In the summertime

When the weather is hot, you can stretch right out and….do lots of PD!

So much to do, learn and explore this summer. All my efforts will be focused around CT (Computational Thinking). This became a big interest during grad school work 2 years ago, but apparently it is now becoming a buzz word in education (see article in CSTA ).

My summer adventures start with the ISTE conference, and the first stop is a 3 hour workshop on CT for Every Subject by Martine Paquet. This is of great interest, and I am looking forward to more inspiration and resources to integrate CT into other subject areas. Overall, ISTE will be great – but like a buffet there will be more there than I can possibly consume. I do have my plan of what to see and do and I will follow up by reading materials shared from the conference, and connecting with new people.

I will be giving two workshops this summer on ways to start middle school computer science clubs after school. This will include CS unplugged  and coding activities – Scratch, Finch robots, Makey, Makey, Minecraft. Will also look at other tools and activities to circle in the CT concepts. More about this as it unfolds.

Next school year I will be teaching some new-to-me classes, such as the AP CS  course, so a week in AP Summer Institute to help prep will be my focus the end of July. I will also teach a 3D course next year, and while I have done some 3D activities with my students, a full semester course will take some more in depth work. I am going to a Maker workshop, and will do some online PD to get up to speed with Tinker Cad and 123Design.

Some people say the best part of being a teacher is that you get the summers off. I agree – because you need time to recharge, but also because you get time to be a student, to learn new things, to explore ideas.

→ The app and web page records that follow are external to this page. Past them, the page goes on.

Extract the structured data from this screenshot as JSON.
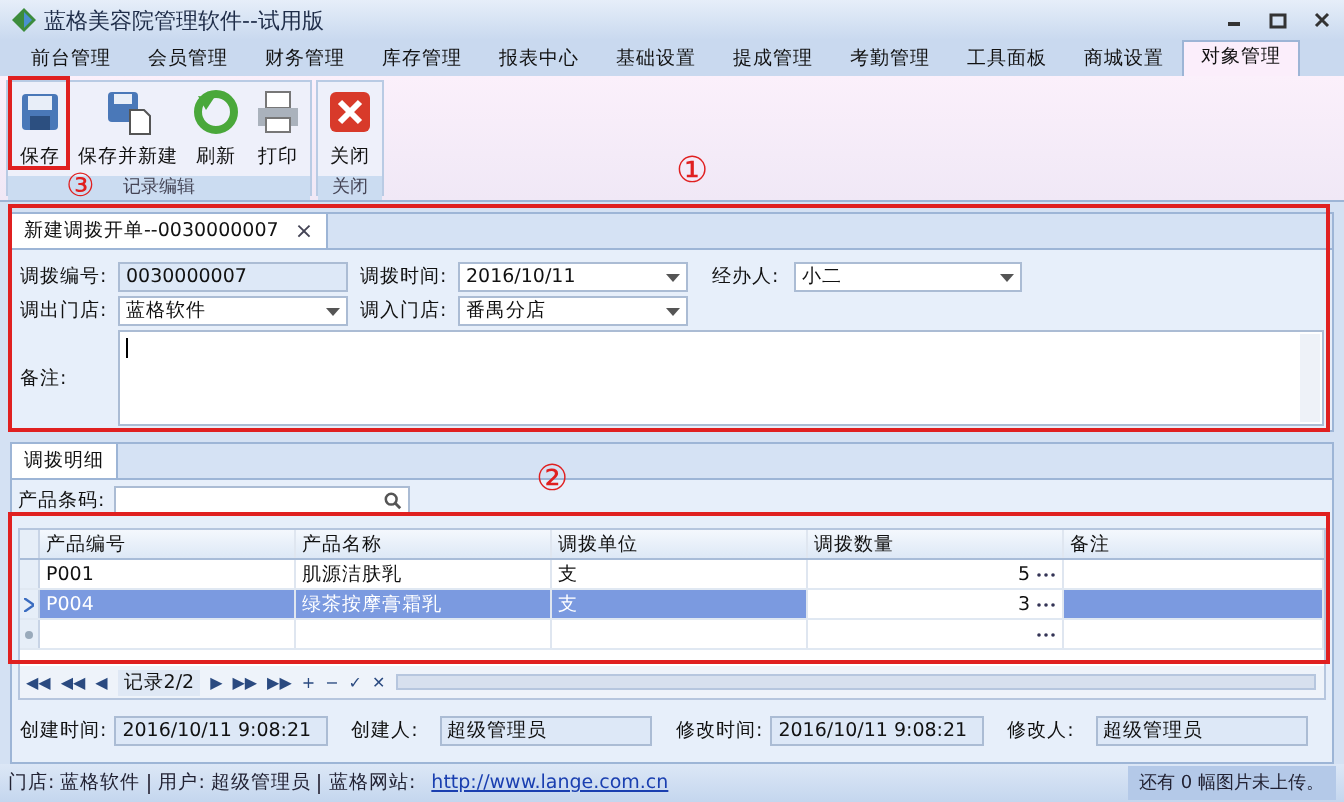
{
  "window": {
    "title": "蓝格美容院管理软件--试用版"
  },
  "menu_tabs": [
    {
      "label": "前台管理",
      "selected": false
    },
    {
      "label": "会员管理",
      "selected": false
    },
    {
      "label": "财务管理",
      "selected": false
    },
    {
      "label": "库存管理",
      "selected": false
    },
    {
      "label": "报表中心",
      "selected": false
    },
    {
      "label": "基础设置",
      "selected": false
    },
    {
      "label": "提成管理",
      "selected": false
    },
    {
      "label": "考勤管理",
      "selected": false
    },
    {
      "label": "工具面板",
      "selected": false
    },
    {
      "label": "商城设置",
      "selected": false
    },
    {
      "label": "对象管理",
      "selected": true
    }
  ],
  "ribbon_groups": [
    {
      "title": "记录编辑",
      "buttons": [
        {
          "label": "保存",
          "kind": "save"
        },
        {
          "label": "保存并新建",
          "kind": "savenew"
        },
        {
          "label": "刷新",
          "kind": "refresh"
        },
        {
          "label": "打印",
          "kind": "print"
        }
      ]
    },
    {
      "title": "关闭",
      "buttons": [
        {
          "label": "关闭",
          "kind": "close"
        }
      ]
    }
  ],
  "annotations": [
    "③",
    "①",
    "②"
  ],
  "document_tab": {
    "label": "新建调拨开单--0030000007",
    "close": "×"
  },
  "form": {
    "number_label": "调拨编号:",
    "number": "0030000007",
    "time_label": "调拨时间:",
    "time": "2016/10/11",
    "handler_label": "经办人:",
    "handler": "小二",
    "out_store_label": "调出门店:",
    "out_store": "蓝格软件",
    "in_store_label": "调入门店:",
    "in_store": "番禺分店",
    "remark_label": "备注:"
  },
  "detail_tab": {
    "label": "调拨明细"
  },
  "barcode": {
    "label": "产品条码:"
  },
  "grid": {
    "columns": [
      "产品编号",
      "产品名称",
      "调拨单位",
      "调拨数量",
      "备注"
    ],
    "rows": [
      {
        "cells": [
          "P001",
          "肌源洁肤乳",
          "支",
          "5",
          ""
        ],
        "selected": false
      },
      {
        "cells": [
          "P004",
          "绿茶按摩膏霜乳",
          "支",
          "3",
          ""
        ],
        "selected": true
      }
    ]
  },
  "navigator": {
    "record": "记录2/2",
    "first": "◀◀",
    "prev_page": "◀◀",
    "prev": "◀",
    "next": "▶",
    "next_page": "▶▶",
    "last": "▶▶",
    "add": "+",
    "remove": "−",
    "accept": "✓",
    "cancel": "✕"
  },
  "audit": [
    {
      "label": "创建时间:",
      "value": "2016/10/11 9:08:21"
    },
    {
      "label": "创建人:",
      "value": "超级管理员"
    },
    {
      "label": "修改时间:",
      "value": "2016/10/11 9:08:21"
    },
    {
      "label": "修改人:",
      "value": "超级管理员"
    }
  ],
  "status_bar": {
    "items": [
      "门店: 蓝格软件",
      "用户: 超级管理员",
      "蓝格网站:"
    ],
    "link": "http://www.lange.com.cn",
    "upload": "还有 0 幅图片未上传。"
  }
}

Back in Black

Or at least digital black and white. The past year has been full of new learning and new experiences. In my graduate work I have taken courses in Computers as Learning tools (which, coincidentally followed right in with Mindtools, which I had last blogged about!), E-Learning Design which focused on developing curriculum for online learning. Over the past summer I wrote my capstone paper on Integrating Technology into Learner Centered Professional Development. That brings me to this fall, 2015, where I am taking my final grad class for my degree in Masters of Education in Learning, Design, and Technology. The course is Design Studio and we will cover several aspects of learning design including the digital tools (HTML/CSS/JQuery, Photoshop, Illustrator, Databases, and video), as well as user design. Over the next few months much of the skills I develop with the digital tools will be reflected in this site. Some of the other things I will “practice” can be found in my PSU site.

Why code when there’s an app for that?

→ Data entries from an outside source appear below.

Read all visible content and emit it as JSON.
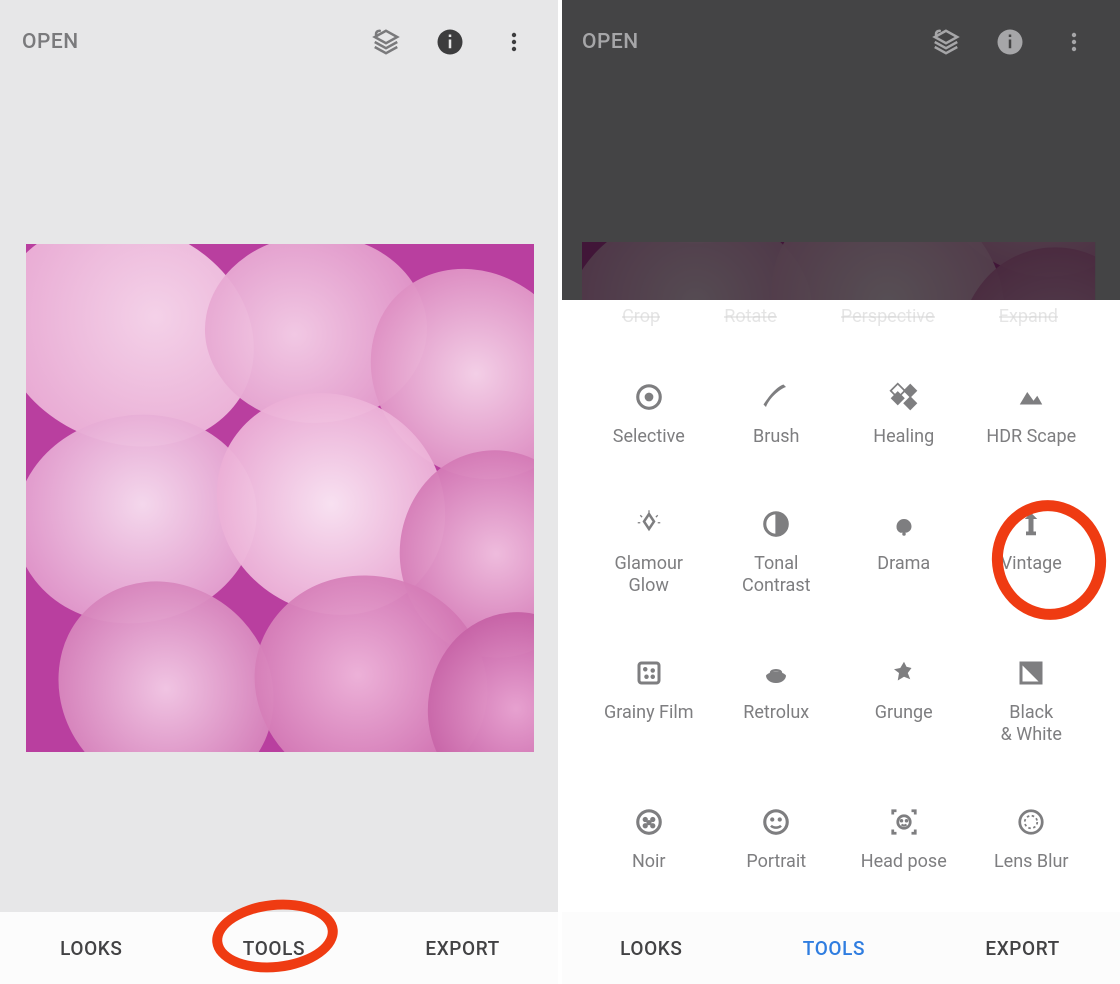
{
  "left": {
    "header": {
      "open": "OPEN"
    },
    "tabs": {
      "looks": "LOOKS",
      "tools": "TOOLS",
      "export": "EXPORT"
    }
  },
  "right": {
    "header": {
      "open": "OPEN"
    },
    "partial_row": [
      "Crop",
      "Rotate",
      "Perspective",
      "Expand"
    ],
    "tools": [
      {
        "id": "selective",
        "label": "Selective"
      },
      {
        "id": "brush",
        "label": "Brush"
      },
      {
        "id": "healing",
        "label": "Healing"
      },
      {
        "id": "hdr-scape",
        "label": "HDR Scape"
      },
      {
        "id": "glamour-glow",
        "label": "Glamour\nGlow"
      },
      {
        "id": "tonal-contrast",
        "label": "Tonal\nContrast"
      },
      {
        "id": "drama",
        "label": "Drama"
      },
      {
        "id": "vintage",
        "label": "Vintage"
      },
      {
        "id": "grainy-film",
        "label": "Grainy Film"
      },
      {
        "id": "retrolux",
        "label": "Retrolux"
      },
      {
        "id": "grunge",
        "label": "Grunge"
      },
      {
        "id": "black-white",
        "label": "Black\n& White"
      },
      {
        "id": "noir",
        "label": "Noir"
      },
      {
        "id": "portrait",
        "label": "Portrait"
      },
      {
        "id": "head-pose",
        "label": "Head pose"
      },
      {
        "id": "lens-blur",
        "label": "Lens Blur"
      }
    ],
    "tabs": {
      "looks": "LOOKS",
      "tools": "TOOLS",
      "export": "EXPORT"
    },
    "highlighted_tool": "vintage",
    "active_tab": "tools"
  },
  "colors": {
    "accent_blue": "#2f7de0",
    "annotation_red": "#ef3b12",
    "icon_grey": "#7e7e80"
  },
  "annotations": {
    "left_circled": "TOOLS",
    "right_circled": "Vintage"
  }
}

I just spent the past week at the CS4HS workshop put on at Kean University. This is my third summer attending, and was not dissapointed. Then again, I tend to find interesting bits in any experience. However, we had two great speakers, Dan Garcia, from UC Berkeley and one of the founders of the Beauty and Joy of Computing course. This year we also had Baker Franke from CODE.org. Dan is amazing – he could get anyone excited about computer science! His updates on their Snap! programming tool were very helpful. Baker gave us some great information on ECS and CODE.org’s work on developing a AP CS Principles course. A very different perspective which might work well in my school environment. Overall, I came away charged up, informed, and brimming with new ideas for our curriculum.

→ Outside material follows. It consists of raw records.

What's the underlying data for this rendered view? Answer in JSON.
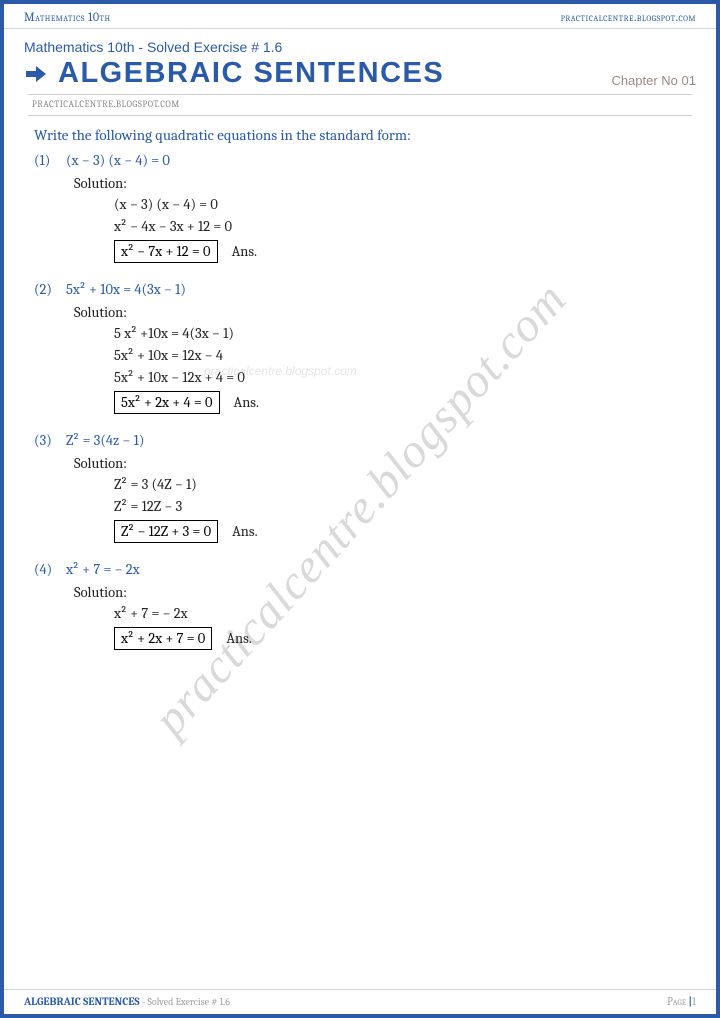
{
  "header": {
    "left": "Mathematics 10th",
    "right": "practicalcentre.blogspot.com"
  },
  "title": {
    "subtitle": "Mathematics 10th - Solved Exercise # 1.6",
    "main": "ALGEBRAIC SENTENCES",
    "chapter": "Chapter No 01"
  },
  "subheader": "PRACTICALCENTRE.BLOGSPOT.COM",
  "instruction": "Write the following quadratic equations in the standard form:",
  "watermark": "practicalcentre.blogspot.com",
  "watermark2": "practicalcentre.blogspot.com",
  "problems": [
    {
      "num": "(1)",
      "question": "(x − 3) (x − 4) = 0",
      "solution_label": "Solution:",
      "steps": [
        "(x − 3) (x − 4) = 0",
        "x² − 4x − 3x + 12 = 0"
      ],
      "boxed": "x²  −  7x +  12 =  0",
      "ans": "Ans."
    },
    {
      "num": "(2)",
      "question": "5x² + 10x = 4(3x − 1)",
      "solution_label": "Solution:",
      "steps": [
        "5 x² +10x = 4(3x − 1)",
        "5x² + 10x = 12x − 4",
        "5x² + 10x − 12x + 4 = 0"
      ],
      "boxed": "5x²  +  2x +  4  =  0",
      "ans": "Ans."
    },
    {
      "num": "(3)",
      "question": "Z² = 3(4z − 1)",
      "solution_label": "Solution:",
      "steps": [
        "Z² = 3 (4Z − 1)",
        "Z² = 12Z − 3"
      ],
      "boxed": "Z²  −  12Z +  3  =  0",
      "ans": "Ans."
    },
    {
      "num": "(4)",
      "question": "x² + 7 = − 2x",
      "solution_label": "Solution:",
      "steps": [
        "x² + 7 = − 2x"
      ],
      "boxed": "x²  +  2x +  7  =  0",
      "ans": "Ans."
    }
  ],
  "footer": {
    "left_bold": "ALGEBRAIC SENTENCES",
    "left_dim": " - Solved Exercise # 1.6",
    "right_label": "Page ",
    "right_bar": "|",
    "right_num": "1"
  }
}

However, in the midst of these presentations, local speakers, and great peer to peer conversations, there was one huge gem that came from this week’s workshop. During a presentation about Google tools and apps to help teacher productivity, we had a discussion on the use of Google App Scripts (javascript) to customize or automate a docs process. One of the add ons for Google docs that was presented was Mail Chimp. In the vane of add ons and Google docs, I asked if anyone did much with Google scripting, or used MS Office Macros with their students, as a way to introduce coding in context or making it relevant. One teacher, who has an outstanding CS program going on, commented the following (slightly paraphrased, but words in quotes are direct from him) – Last week I used Javascript to create a mail merge for my Google doc. Now that I see there is an add-on to do that, I feel “stupid”.

Wow – out of the mouths of babes…

We have been talking about why CS and coding is important. Why everyone should learn at least a little bit of coding. This comment, from a seasoned, accomplished CS teacher speaks volumes. If someone, who knows programming and has the skills to create what he needs feels it was silly to spend his time creating his own tool or app, then how do we expect those that don’t have any concept of programming to take an interest in learning it? Programming takes thought and effort. The rewards are great, but as anyone who has programmed something knows, it takes creativity, work, and a bit of persistence. Why bother when “there’s an app for that”.

Here’s why – what if you can’t find the app the does exactly what you want? What if there is no app for that, and you want to create one? I would even argue that by knowing coding, and basic computational thinking, you would have better insight as to what apps might be available to do what you want to do! And, by having this knowledge, even if you don’t create the app yourself, you are a better leader in any field, because you know what the possibilities and limitations are.

IMHO – THIS is why we all need to learn the basics of coding and computational thinking. It develops our logical skills and helps us to think critically, which help us in any area of learning.

Go CS Principles!